Work order
Whenever the word "JSON" appears in a line of the data below, copy that line.

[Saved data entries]
^^^^^^^^^^^^^^^^

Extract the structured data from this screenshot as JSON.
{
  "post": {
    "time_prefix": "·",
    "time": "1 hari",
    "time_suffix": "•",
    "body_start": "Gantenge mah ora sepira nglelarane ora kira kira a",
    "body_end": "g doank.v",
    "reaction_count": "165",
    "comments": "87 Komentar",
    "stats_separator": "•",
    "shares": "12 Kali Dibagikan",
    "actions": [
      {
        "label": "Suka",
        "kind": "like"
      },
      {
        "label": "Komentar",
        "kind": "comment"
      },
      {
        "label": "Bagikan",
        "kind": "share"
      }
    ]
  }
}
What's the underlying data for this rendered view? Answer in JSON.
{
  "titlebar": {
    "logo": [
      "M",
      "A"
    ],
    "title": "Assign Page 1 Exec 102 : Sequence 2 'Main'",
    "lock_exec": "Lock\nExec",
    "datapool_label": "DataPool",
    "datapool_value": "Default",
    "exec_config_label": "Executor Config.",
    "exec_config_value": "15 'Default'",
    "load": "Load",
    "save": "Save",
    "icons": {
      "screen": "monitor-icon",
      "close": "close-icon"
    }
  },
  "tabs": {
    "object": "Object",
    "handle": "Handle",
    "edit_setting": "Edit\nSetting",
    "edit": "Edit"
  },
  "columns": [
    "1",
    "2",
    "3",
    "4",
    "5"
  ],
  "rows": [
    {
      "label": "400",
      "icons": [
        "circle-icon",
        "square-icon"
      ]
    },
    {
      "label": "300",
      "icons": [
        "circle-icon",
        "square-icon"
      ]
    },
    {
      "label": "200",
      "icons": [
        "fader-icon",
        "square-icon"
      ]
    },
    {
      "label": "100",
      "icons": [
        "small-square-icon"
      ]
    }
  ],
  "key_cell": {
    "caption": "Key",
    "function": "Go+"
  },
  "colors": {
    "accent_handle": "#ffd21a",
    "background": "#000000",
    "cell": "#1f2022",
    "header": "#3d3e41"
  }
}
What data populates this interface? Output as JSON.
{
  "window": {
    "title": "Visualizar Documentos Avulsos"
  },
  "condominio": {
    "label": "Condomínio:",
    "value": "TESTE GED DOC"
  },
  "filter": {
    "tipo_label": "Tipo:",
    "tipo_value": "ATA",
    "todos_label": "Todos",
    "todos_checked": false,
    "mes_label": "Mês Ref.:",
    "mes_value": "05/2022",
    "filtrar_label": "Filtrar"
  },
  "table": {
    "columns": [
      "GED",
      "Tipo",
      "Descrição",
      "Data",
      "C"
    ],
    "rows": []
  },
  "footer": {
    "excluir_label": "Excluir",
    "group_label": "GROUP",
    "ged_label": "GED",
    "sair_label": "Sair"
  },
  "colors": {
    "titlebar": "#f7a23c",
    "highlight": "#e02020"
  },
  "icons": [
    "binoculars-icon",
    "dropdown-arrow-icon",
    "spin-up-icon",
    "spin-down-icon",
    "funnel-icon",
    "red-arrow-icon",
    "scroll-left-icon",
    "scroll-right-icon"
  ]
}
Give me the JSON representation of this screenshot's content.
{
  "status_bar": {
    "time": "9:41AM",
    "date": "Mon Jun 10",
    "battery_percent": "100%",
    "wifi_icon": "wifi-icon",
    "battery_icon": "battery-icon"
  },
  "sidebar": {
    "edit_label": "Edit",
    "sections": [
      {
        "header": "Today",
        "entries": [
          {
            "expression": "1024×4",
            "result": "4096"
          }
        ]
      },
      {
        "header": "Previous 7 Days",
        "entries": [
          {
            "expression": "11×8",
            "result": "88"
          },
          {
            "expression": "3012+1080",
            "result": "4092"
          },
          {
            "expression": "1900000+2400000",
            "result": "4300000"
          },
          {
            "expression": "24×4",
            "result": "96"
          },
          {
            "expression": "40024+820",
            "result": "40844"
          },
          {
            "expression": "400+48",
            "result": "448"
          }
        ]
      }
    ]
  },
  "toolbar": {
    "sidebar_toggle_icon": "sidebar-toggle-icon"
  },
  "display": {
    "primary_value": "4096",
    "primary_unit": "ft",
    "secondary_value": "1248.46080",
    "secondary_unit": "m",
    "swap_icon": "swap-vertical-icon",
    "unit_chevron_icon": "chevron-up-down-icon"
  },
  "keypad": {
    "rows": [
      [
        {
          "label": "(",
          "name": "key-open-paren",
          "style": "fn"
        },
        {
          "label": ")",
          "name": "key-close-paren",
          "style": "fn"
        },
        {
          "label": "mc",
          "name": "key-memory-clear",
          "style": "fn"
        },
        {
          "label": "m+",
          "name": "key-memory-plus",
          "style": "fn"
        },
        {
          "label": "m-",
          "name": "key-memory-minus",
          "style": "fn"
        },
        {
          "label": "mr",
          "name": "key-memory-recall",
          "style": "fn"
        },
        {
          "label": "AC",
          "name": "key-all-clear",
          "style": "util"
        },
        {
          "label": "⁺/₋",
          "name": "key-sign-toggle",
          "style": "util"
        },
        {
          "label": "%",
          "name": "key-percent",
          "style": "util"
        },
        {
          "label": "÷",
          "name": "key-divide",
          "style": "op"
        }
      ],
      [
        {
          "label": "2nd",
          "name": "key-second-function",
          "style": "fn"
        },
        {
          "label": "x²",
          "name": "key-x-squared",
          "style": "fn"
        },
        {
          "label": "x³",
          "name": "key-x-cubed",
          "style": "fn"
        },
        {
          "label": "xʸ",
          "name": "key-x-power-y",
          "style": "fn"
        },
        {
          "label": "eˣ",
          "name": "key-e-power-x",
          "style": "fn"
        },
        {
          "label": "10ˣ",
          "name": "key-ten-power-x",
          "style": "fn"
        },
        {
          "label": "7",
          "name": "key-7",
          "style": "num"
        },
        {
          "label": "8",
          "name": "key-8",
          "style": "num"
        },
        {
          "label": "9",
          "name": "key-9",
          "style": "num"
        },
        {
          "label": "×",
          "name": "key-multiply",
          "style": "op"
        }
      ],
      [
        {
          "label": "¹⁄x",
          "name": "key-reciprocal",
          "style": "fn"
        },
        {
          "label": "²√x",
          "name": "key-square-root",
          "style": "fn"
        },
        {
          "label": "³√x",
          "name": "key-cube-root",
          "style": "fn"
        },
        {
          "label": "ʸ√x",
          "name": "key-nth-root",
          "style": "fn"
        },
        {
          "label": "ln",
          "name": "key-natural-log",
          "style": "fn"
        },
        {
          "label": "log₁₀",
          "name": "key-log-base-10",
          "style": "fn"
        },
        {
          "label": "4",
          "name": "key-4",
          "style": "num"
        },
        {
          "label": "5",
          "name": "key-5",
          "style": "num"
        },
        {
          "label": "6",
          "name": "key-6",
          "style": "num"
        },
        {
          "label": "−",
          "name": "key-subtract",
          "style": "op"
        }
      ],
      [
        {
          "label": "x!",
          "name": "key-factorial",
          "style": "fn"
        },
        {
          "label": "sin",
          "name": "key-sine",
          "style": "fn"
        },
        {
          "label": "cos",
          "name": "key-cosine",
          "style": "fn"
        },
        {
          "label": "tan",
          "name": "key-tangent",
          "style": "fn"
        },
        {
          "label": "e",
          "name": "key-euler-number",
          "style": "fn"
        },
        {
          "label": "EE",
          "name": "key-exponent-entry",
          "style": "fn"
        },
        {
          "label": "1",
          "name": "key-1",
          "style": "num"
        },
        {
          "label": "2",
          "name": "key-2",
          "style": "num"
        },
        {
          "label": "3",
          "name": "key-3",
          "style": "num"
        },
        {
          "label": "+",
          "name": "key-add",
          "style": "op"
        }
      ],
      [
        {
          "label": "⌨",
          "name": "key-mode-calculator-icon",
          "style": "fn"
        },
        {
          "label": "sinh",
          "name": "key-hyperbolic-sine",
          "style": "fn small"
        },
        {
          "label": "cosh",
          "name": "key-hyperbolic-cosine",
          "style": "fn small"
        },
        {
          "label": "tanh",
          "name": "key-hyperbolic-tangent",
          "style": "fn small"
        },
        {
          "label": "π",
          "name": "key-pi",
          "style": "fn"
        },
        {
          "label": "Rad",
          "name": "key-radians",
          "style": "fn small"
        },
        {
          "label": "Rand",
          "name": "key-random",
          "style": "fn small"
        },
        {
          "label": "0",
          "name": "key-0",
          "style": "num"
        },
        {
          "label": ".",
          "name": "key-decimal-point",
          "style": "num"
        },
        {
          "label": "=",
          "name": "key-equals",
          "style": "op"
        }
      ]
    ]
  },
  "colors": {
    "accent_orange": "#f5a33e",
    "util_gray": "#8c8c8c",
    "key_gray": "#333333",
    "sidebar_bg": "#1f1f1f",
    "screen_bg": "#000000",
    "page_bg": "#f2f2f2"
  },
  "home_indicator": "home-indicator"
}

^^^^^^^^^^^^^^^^

Solution to this task
Extract the structured data from this screenshot as JSON.
What's the underlying data for this rendered view? Answer in JSON.
What data populates this interface? Output as JSON.
Give me the JSON representation of this screenshot's content.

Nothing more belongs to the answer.